If the “Land Down Under” has captured your interest, what should you keep in mind? Because of its location in the Southern Hemisphere, seasons are reversed, making an Australian cruise the perfect opportunity to escape the blustering cold of a North American winter. Australia, as a single-country island continent, has its own character and culture. Even wildlife, such as kangaroos, koalas, dingoes, and wombats, is unique to the continent. Cruises allow passengers to explore all of these aspects, and more, and itineraries may include the following locations:
• Sydney. Aside from the Opera House, Sydney is home to the Blue Mountains National Park, Wentworth Falls, and Taronga Zoo – all great opportunities to experience Australia's natural beauty.
• Melbourne. Explore this Australian city on the City Circle tram or take in the natural sights with a tour of Phillip Island.
• Brisbane. This town is the home of the Lone Pine Koala Sanctuary, the first and largest koala sanctuary in the world. In addition to 130 koalas, the sanctuary is additionally home to kangaroos, wombats, and other animals unique to Australia.
• Cairns. This city is the gateway to the Great Barrier Reef. Experience this natural wonder by diving, going on a scuba expedition, or from the comfort of a partially-submerged submarine.
• New Zealand. Much like Australia, the island nation of New Zealand has a European influence presence and breathtaking natural beauty. While capital city Auckland is a melting pot of everything Kiwi, cities like Christchurch and Dunedin reflect their English and Scottish histories, respectively. Within the country are beautiful green hills – a defining characteristic of the northern island – and glaciers, alps, and fjords in the southern portion.
Australian cruises start from cities on the continent or within the Pacific Rim, and each yields a unique and exciting journey. Shorter trips often start from the continent, but for a longer and varied experience, begin yours from Hawaii, Singapore, or New Zealand. With greater distance and more time at sea, a ship stops at several Pacific ports, including in New Caledonia, American and Western Samoa, Vanuatu, French Polynesia, and Fiji. Each is a great chance to explore and take in each unique Pacific culture, sights, and cuisine.

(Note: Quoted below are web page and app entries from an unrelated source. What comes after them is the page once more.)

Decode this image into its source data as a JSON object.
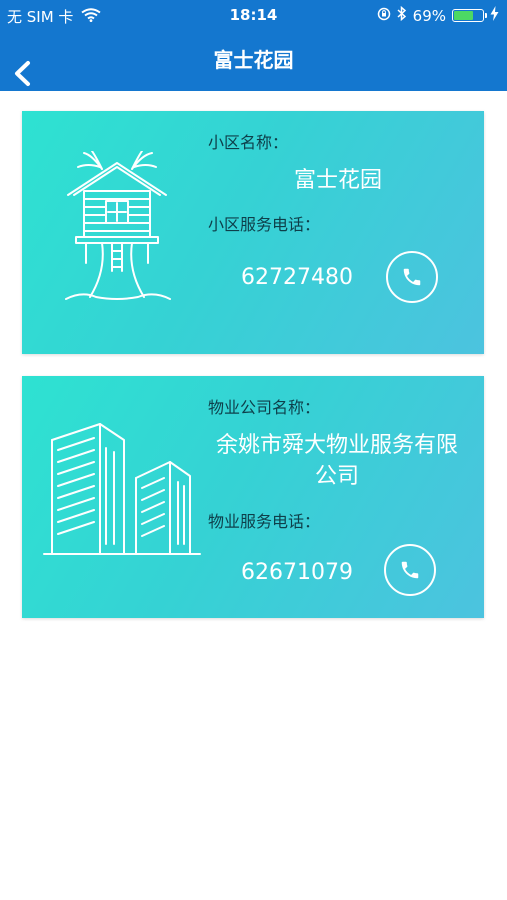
{
  "status_bar": {
    "carrier": "无 SIM 卡",
    "time": "18:14",
    "battery": "69%",
    "battery_level": 0.69
  },
  "nav": {
    "title": "富士花园"
  },
  "community_card": {
    "name_label": "小区名称：",
    "name_value": "富士花园",
    "phone_label": "小区服务电话：",
    "phone_value": "62727480"
  },
  "property_card": {
    "name_label": "物业公司名称：",
    "name_value": "余姚市舜大物业服务有限公司",
    "phone_label": "物业服务电话：",
    "phone_value": "62671079"
  },
  "icons": {
    "back": "chevron-left-icon",
    "call": "phone-icon",
    "wifi": "wifi-icon",
    "bluetooth": "bluetooth-icon",
    "orientation_lock": "orientation-lock-icon",
    "charging": "charging-bolt-icon",
    "treehouse": "treehouse-illustration",
    "buildings": "buildings-illustration"
  },
  "colors": {
    "nav_bar": "#1477cf",
    "card_start": "#2ee2d2",
    "card_end": "#4cc3df",
    "label_text": "#0e3f4a"
  }
}
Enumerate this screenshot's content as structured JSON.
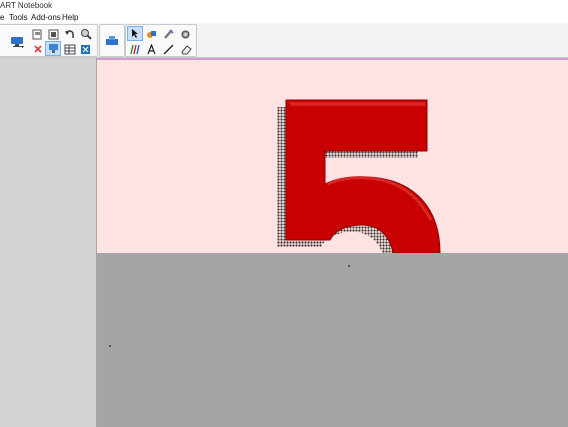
{
  "window": {
    "title": "ART Notebook"
  },
  "menu": [
    {
      "label": ""
    },
    {
      "label": "Tools"
    },
    {
      "label": "Add-ons"
    },
    {
      "label": "Help"
    }
  ],
  "menu_file_fragment": "e",
  "toolbar": {
    "icons": {
      "display": "monitor-icon",
      "delete": "red-x-icon",
      "screen_shade": "screen-shade-icon",
      "table": "table-icon",
      "insert": "insert-icon",
      "open": "open-icon",
      "gallery": "gallery-icon",
      "undo": "undo-icon",
      "zoom": "zoom-icon",
      "capture": "capture-icon",
      "select": "pointer-icon",
      "fill": "fill-icon",
      "eraser_pen": "magic-pen-icon",
      "properties": "properties-icon",
      "creative_pen": "creative-pen-icon",
      "text": "text-icon",
      "line": "line-icon",
      "eraser": "eraser-icon"
    }
  },
  "slide": {
    "background": "#ffe3e2",
    "graphic_text": "5",
    "graphic_color": "#c90000"
  }
}
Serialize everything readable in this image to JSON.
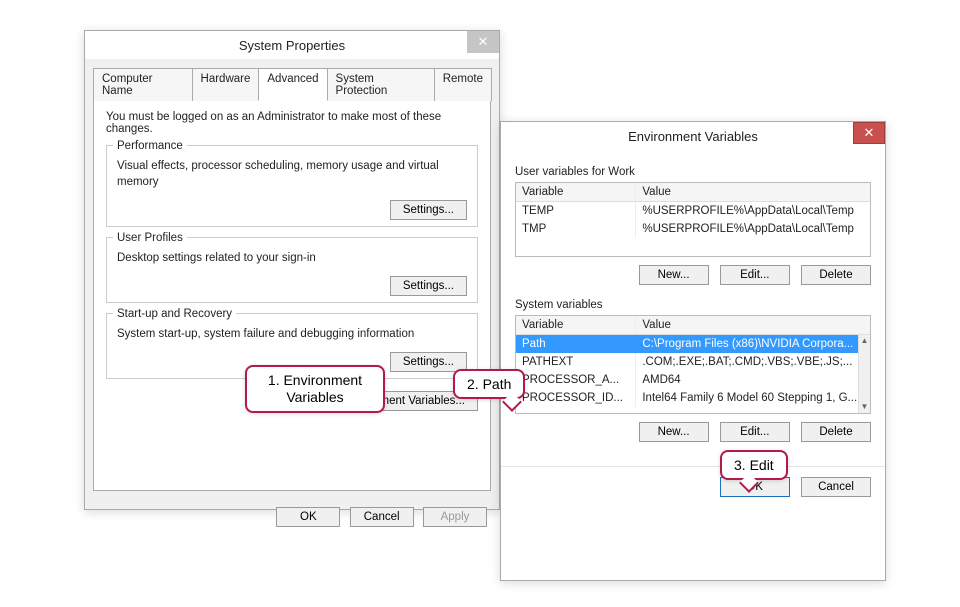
{
  "sysprops": {
    "title": "System Properties",
    "tabs": [
      "Computer Name",
      "Hardware",
      "Advanced",
      "System Protection",
      "Remote"
    ],
    "active_tab_index": 2,
    "notice": "You must be logged on as an Administrator to make most of these changes.",
    "performance": {
      "title": "Performance",
      "desc": "Visual effects, processor scheduling, memory usage and virtual memory",
      "settings_btn": "Settings..."
    },
    "user_profiles": {
      "title": "User Profiles",
      "desc": "Desktop settings related to your sign-in",
      "settings_btn": "Settings..."
    },
    "startup": {
      "title": "Start-up and Recovery",
      "desc": "System start-up, system failure and debugging information",
      "settings_btn": "Settings..."
    },
    "env_btn": "Environment Variables...",
    "buttons": {
      "ok": "OK",
      "cancel": "Cancel",
      "apply": "Apply"
    }
  },
  "envvars": {
    "title": "Environment Variables",
    "user_section": "User variables for Work",
    "col_variable": "Variable",
    "col_value": "Value",
    "user_rows": [
      {
        "var": "TEMP",
        "val": "%USERPROFILE%\\AppData\\Local\\Temp"
      },
      {
        "var": "TMP",
        "val": "%USERPROFILE%\\AppData\\Local\\Temp"
      }
    ],
    "sys_section": "System variables",
    "sys_rows": [
      {
        "var": "Path",
        "val": "C:\\Program Files (x86)\\NVIDIA Corpora...",
        "selected": true
      },
      {
        "var": "PATHEXT",
        "val": ".COM;.EXE;.BAT;.CMD;.VBS;.VBE;.JS;..."
      },
      {
        "var": "PROCESSOR_A...",
        "val": "AMD64"
      },
      {
        "var": "PROCESSOR_ID...",
        "val": "Intel64 Family 6 Model 60 Stepping 1, G..."
      }
    ],
    "buttons": {
      "new": "New...",
      "edit": "Edit...",
      "delete": "Delete",
      "ok": "OK",
      "cancel": "Cancel"
    }
  },
  "callouts": {
    "c1": "1. Environment Variables",
    "c2": "2. Path",
    "c3": "3. Edit"
  }
}
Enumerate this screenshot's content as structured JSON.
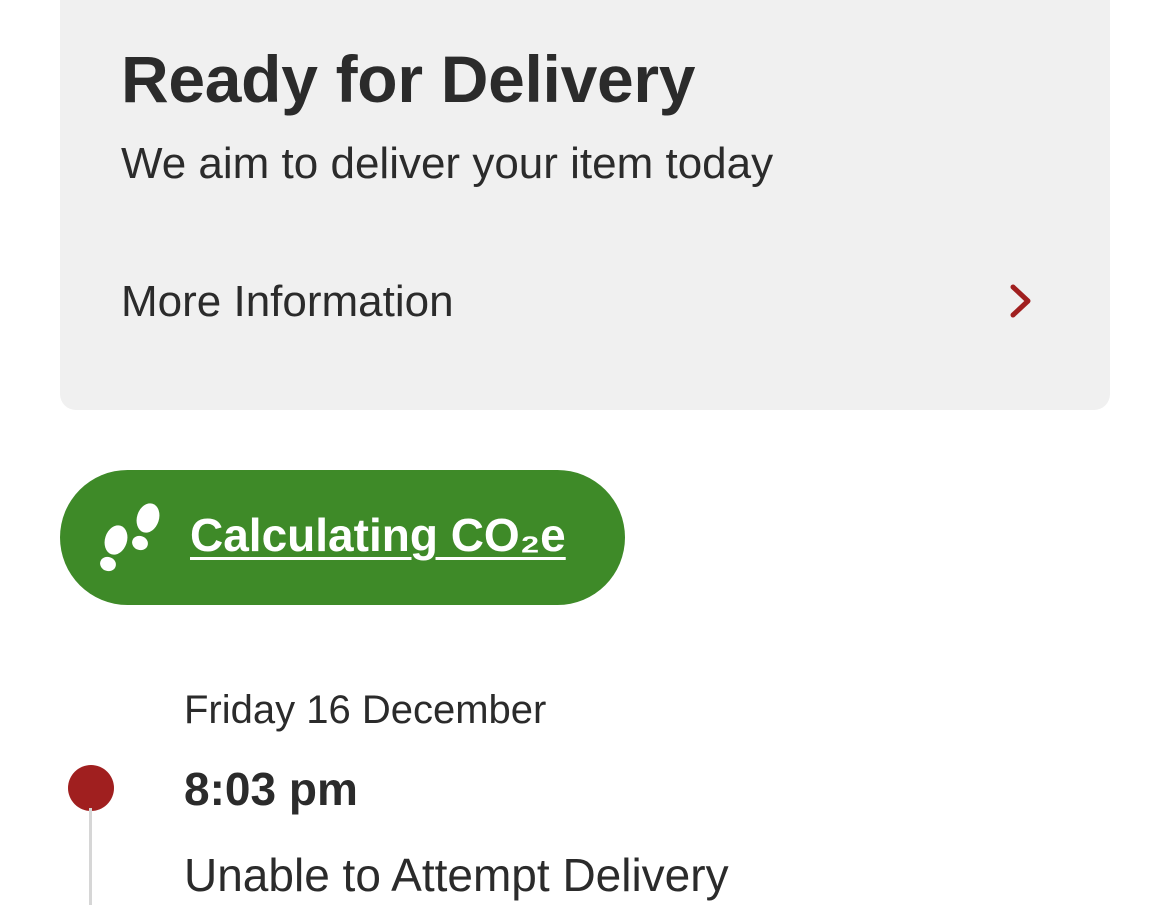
{
  "status_card": {
    "title": "Ready for Delivery",
    "subtitle": "We aim to deliver your item today",
    "more_info_label": "More Information",
    "chevron_icon": "chevron-right-icon",
    "accent_color": "#a01f1f"
  },
  "co2_badge": {
    "label": "Calculating CO₂e",
    "icon": "footprints-icon",
    "background_color": "#3e8a28"
  },
  "timeline": {
    "events": [
      {
        "date": "Friday 16 December",
        "time": "8:03 pm",
        "description": "Unable to Attempt Delivery",
        "dot_color": "#a01f1f"
      }
    ]
  }
}
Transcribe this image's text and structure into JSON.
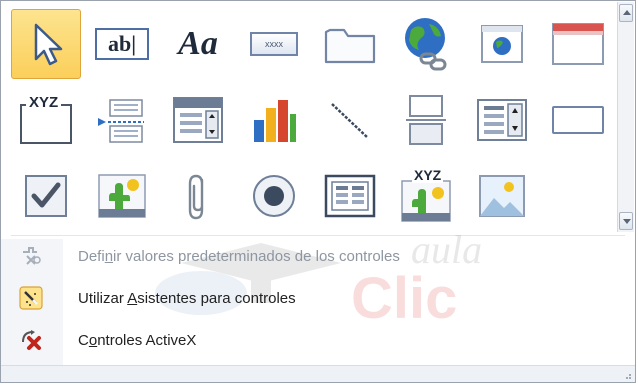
{
  "controls_gallery": {
    "rows": [
      [
        {
          "name": "select-pointer-icon",
          "selected": true
        },
        {
          "name": "text-box-icon",
          "text": "ab|"
        },
        {
          "name": "label-icon",
          "text": "Aa"
        },
        {
          "name": "button-icon",
          "text": "xxxx"
        },
        {
          "name": "tab-control-icon"
        },
        {
          "name": "hyperlink-icon"
        },
        {
          "name": "web-browser-control-icon"
        },
        {
          "name": "navigation-control-icon"
        }
      ],
      [
        {
          "name": "option-group-icon",
          "text": "XYZ"
        },
        {
          "name": "insert-page-break-icon"
        },
        {
          "name": "combo-box-icon"
        },
        {
          "name": "chart-icon"
        },
        {
          "name": "line-icon"
        },
        {
          "name": "toggle-button-icon"
        },
        {
          "name": "list-box-icon"
        },
        {
          "name": "rectangle-icon"
        }
      ],
      [
        {
          "name": "check-box-icon"
        },
        {
          "name": "unbound-object-frame-icon"
        },
        {
          "name": "attachment-icon"
        },
        {
          "name": "option-button-icon"
        },
        {
          "name": "subform-icon"
        },
        {
          "name": "bound-object-frame-icon",
          "text": "XYZ"
        },
        {
          "name": "image-icon"
        }
      ]
    ]
  },
  "menu": {
    "items": [
      {
        "pre": "Defi",
        "accel": "n",
        "post": "ir valores predeterminados de los controles",
        "disabled": true,
        "icon": "set-control-defaults-icon"
      },
      {
        "pre": "Utilizar ",
        "accel": "A",
        "post": "sistentes para controles",
        "disabled": false,
        "icon": "use-control-wizards-icon"
      },
      {
        "pre": "C",
        "accel": "o",
        "post": "ntroles ActiveX",
        "disabled": false,
        "icon": "activex-controls-icon"
      }
    ]
  },
  "watermark": {
    "line1": "aula",
    "line2": "Clic"
  },
  "colors": {
    "selected_bg": "#fcd86f",
    "disabled_text": "#8d96a1",
    "accent_blue": "#2e6fc4"
  }
}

Aside from considering the departure point and itinerary, decide which cruise line to Australia is better for your journey. A range of family-friendly to luxury liners offer shorter and longer tours of the Down Under, including Royal Caribbean, Celebrity, Crystal Cruises, Oceania, Regent, and SilverSea.